The Google Android SDK for developing mobile applications contained a slew of vulnerabilities, including a passwordless root account.
Since the end of January, Google received reports about its Android SDK possessing a number of security flaws. As Google released the SDK to the open source community, bug detection would be an expected part of the development process.
Security vendor Core Security provided a lengthy advisory about the Android SDK, which to us indicates the open source process worked. The prototype Android phones seen already won’t be a reality until the software bugs receive the attention they need.
Google made this statement, listed in the advisory, about Core’s findings:
“The current version of the Android SDK is an early look release to the open source community, provided so that developers can begin working with the platform to inform and shape our development of Android toward production readiness. The Open Handset Alliance welcomes input from the security community throughout this process. There will be many changes and updates to the platform before Android is ready for end users, including a full security review.”
The trio of vulnerabilities detected by Core all concerned the processing of images by Android’s web browser. Core said the flaws in processing GIF, BMP, and PNG images could have enabled a malicious website to attack the platform and ultimately execute arbitrary code.
A little sloppiness, not on Google’s part, could be to blame for the problems Core found. They noted the use of an outdated libpng reference library for handling PNG images in a library used by Android. Google has since updated Android with a current version of libpng that should eliminate that particular problem.

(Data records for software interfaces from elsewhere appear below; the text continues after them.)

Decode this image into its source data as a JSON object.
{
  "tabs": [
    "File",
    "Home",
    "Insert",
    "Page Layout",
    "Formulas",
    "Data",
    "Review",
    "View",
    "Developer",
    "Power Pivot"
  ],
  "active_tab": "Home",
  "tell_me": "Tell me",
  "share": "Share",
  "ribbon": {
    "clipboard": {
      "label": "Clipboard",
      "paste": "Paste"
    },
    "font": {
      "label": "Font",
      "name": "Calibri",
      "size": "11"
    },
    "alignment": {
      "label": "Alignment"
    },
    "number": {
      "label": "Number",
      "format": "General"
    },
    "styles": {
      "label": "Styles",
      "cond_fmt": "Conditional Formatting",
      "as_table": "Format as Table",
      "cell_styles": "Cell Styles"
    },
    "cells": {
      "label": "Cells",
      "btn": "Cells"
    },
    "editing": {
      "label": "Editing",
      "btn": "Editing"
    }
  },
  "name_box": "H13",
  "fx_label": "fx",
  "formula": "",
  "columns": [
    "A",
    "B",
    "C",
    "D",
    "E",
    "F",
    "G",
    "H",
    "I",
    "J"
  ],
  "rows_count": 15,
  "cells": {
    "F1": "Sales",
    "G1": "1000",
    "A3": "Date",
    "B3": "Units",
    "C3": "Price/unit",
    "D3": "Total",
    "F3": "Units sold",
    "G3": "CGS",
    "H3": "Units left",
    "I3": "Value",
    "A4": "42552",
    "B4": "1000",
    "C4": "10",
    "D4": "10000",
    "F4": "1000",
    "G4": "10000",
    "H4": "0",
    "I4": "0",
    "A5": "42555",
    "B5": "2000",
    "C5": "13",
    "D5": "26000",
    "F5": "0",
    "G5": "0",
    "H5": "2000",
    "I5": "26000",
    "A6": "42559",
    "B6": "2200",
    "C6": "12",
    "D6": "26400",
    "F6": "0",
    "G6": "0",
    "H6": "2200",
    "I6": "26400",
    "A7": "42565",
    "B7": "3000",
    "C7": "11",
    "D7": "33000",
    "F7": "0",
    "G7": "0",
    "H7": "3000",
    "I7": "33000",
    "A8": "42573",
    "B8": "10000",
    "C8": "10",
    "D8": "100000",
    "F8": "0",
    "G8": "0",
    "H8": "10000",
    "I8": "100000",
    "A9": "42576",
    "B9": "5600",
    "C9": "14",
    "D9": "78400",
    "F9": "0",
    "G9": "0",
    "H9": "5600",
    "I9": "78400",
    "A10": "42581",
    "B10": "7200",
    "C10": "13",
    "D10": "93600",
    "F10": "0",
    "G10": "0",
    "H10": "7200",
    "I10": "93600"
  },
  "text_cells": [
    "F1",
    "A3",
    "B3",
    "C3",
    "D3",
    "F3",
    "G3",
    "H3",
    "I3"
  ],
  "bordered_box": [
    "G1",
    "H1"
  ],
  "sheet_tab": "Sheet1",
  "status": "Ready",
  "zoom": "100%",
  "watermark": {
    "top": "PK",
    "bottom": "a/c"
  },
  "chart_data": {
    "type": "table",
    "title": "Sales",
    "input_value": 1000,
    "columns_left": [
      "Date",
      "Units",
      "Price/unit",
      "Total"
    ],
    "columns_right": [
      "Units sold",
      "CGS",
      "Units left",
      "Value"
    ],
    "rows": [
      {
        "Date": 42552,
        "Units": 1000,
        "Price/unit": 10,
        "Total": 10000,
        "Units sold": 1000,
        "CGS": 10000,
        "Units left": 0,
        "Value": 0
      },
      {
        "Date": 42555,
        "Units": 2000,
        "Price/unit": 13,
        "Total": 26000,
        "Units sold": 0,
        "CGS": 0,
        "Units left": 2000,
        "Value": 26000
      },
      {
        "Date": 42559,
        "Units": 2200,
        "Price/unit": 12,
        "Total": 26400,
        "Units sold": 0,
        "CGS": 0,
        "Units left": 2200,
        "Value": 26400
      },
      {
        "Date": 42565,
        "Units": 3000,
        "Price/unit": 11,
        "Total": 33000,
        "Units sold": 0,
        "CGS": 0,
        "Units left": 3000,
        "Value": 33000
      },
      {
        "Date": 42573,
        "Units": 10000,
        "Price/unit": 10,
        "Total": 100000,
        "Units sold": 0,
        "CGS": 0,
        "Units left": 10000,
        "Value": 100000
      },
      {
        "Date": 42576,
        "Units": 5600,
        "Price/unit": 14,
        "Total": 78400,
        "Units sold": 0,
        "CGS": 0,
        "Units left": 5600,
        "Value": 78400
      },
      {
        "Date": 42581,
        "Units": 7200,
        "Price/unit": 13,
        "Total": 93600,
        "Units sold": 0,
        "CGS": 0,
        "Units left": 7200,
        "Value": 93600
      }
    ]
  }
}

Fixes for the GIF and BMP issues arrived with newer SDK releases. However, followup research by Core found the root account arriving without a password by default. “Unprivileged users with shell access can simply use the su program to gain privileges,” said Core.